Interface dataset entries

----------------

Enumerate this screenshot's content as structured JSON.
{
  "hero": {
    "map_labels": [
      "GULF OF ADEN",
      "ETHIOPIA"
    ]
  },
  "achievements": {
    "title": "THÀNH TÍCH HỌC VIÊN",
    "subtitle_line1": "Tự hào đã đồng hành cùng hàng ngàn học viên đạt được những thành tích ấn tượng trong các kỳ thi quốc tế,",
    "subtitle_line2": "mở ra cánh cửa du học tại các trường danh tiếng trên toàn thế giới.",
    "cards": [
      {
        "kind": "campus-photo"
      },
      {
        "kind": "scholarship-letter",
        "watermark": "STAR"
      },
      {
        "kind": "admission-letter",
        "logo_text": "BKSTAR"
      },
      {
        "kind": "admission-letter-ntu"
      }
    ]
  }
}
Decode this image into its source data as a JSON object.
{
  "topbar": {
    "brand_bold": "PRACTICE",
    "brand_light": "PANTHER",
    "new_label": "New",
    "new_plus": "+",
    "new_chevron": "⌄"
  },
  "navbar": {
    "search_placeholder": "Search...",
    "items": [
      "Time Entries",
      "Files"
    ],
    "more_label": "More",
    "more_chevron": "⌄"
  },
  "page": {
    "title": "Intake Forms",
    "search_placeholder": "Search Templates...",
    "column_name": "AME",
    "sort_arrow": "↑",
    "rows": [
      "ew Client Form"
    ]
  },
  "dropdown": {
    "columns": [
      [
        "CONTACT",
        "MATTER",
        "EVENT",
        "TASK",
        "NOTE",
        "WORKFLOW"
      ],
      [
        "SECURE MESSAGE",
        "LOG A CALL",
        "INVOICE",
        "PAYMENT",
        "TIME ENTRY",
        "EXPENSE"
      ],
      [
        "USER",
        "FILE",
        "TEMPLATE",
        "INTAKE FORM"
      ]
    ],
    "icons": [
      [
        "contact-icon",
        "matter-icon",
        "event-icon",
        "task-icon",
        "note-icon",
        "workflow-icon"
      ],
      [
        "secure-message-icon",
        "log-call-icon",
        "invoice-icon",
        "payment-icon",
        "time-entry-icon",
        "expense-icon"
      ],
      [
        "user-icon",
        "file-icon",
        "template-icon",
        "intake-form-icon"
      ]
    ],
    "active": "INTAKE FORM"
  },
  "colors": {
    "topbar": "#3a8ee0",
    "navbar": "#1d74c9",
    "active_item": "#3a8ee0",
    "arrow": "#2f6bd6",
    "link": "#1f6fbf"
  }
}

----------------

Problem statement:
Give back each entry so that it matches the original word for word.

Result for this exercise:
Enumerate this screenshot's content as structured JSON.
{
  "hero": {
    "map_labels": [
      "GULF OF ADEN",
      "ETHIOPIA"
    ]
  },
  "achievements": {
    "title": "THÀNH TÍCH HỌC VIÊN",
    "subtitle_line1": "Tự hào đã đồng hành cùng hàng ngàn học viên đạt được những thành tích ấn tượng trong các kỳ thi quốc tế,",
    "subtitle_line2": "mở ra cánh cửa du học tại các trường danh tiếng trên toàn thế giới.",
    "cards": [
      {
        "kind": "campus-photo"
      },
      {
        "kind": "scholarship-letter",
        "watermark": "STAR"
      },
      {
        "kind": "admission-letter",
        "logo_text": "BKSTAR"
      },
      {
        "kind": "admission-letter-ntu"
      }
    ]
  }
}
Decode this image into its source data as a JSON object.
{
  "topbar": {
    "brand_bold": "PRACTICE",
    "brand_light": "PANTHER",
    "new_label": "New",
    "new_plus": "+",
    "new_chevron": "⌄"
  },
  "navbar": {
    "search_placeholder": "Search...",
    "items": [
      "Time Entries",
      "Files"
    ],
    "more_label": "More",
    "more_chevron": "⌄"
  },
  "page": {
    "title": "Intake Forms",
    "search_placeholder": "Search Templates...",
    "column_name": "AME",
    "sort_arrow": "↑",
    "rows": [
      "ew Client Form"
    ]
  },
  "dropdown": {
    "columns": [
      [
        "CONTACT",
        "MATTER",
        "EVENT",
        "TASK",
        "NOTE",
        "WORKFLOW"
      ],
      [
        "SECURE MESSAGE",
        "LOG A CALL",
        "INVOICE",
        "PAYMENT",
        "TIME ENTRY",
        "EXPENSE"
      ],
      [
        "USER",
        "FILE",
        "TEMPLATE",
        "INTAKE FORM"
      ]
    ],
    "icons": [
      [
        "contact-icon",
        "matter-icon",
        "event-icon",
        "task-icon",
        "note-icon",
        "workflow-icon"
      ],
      [
        "secure-message-icon",
        "log-call-icon",
        "invoice-icon",
        "payment-icon",
        "time-entry-icon",
        "expense-icon"
      ],
      [
        "user-icon",
        "file-icon",
        "template-icon",
        "intake-form-icon"
      ]
    ],
    "active": "INTAKE FORM"
  },
  "colors": {
    "topbar": "#3a8ee0",
    "navbar": "#1d74c9",
    "active_item": "#3a8ee0",
    "arrow": "#2f6bd6",
    "link": "#1f6fbf"
  }
}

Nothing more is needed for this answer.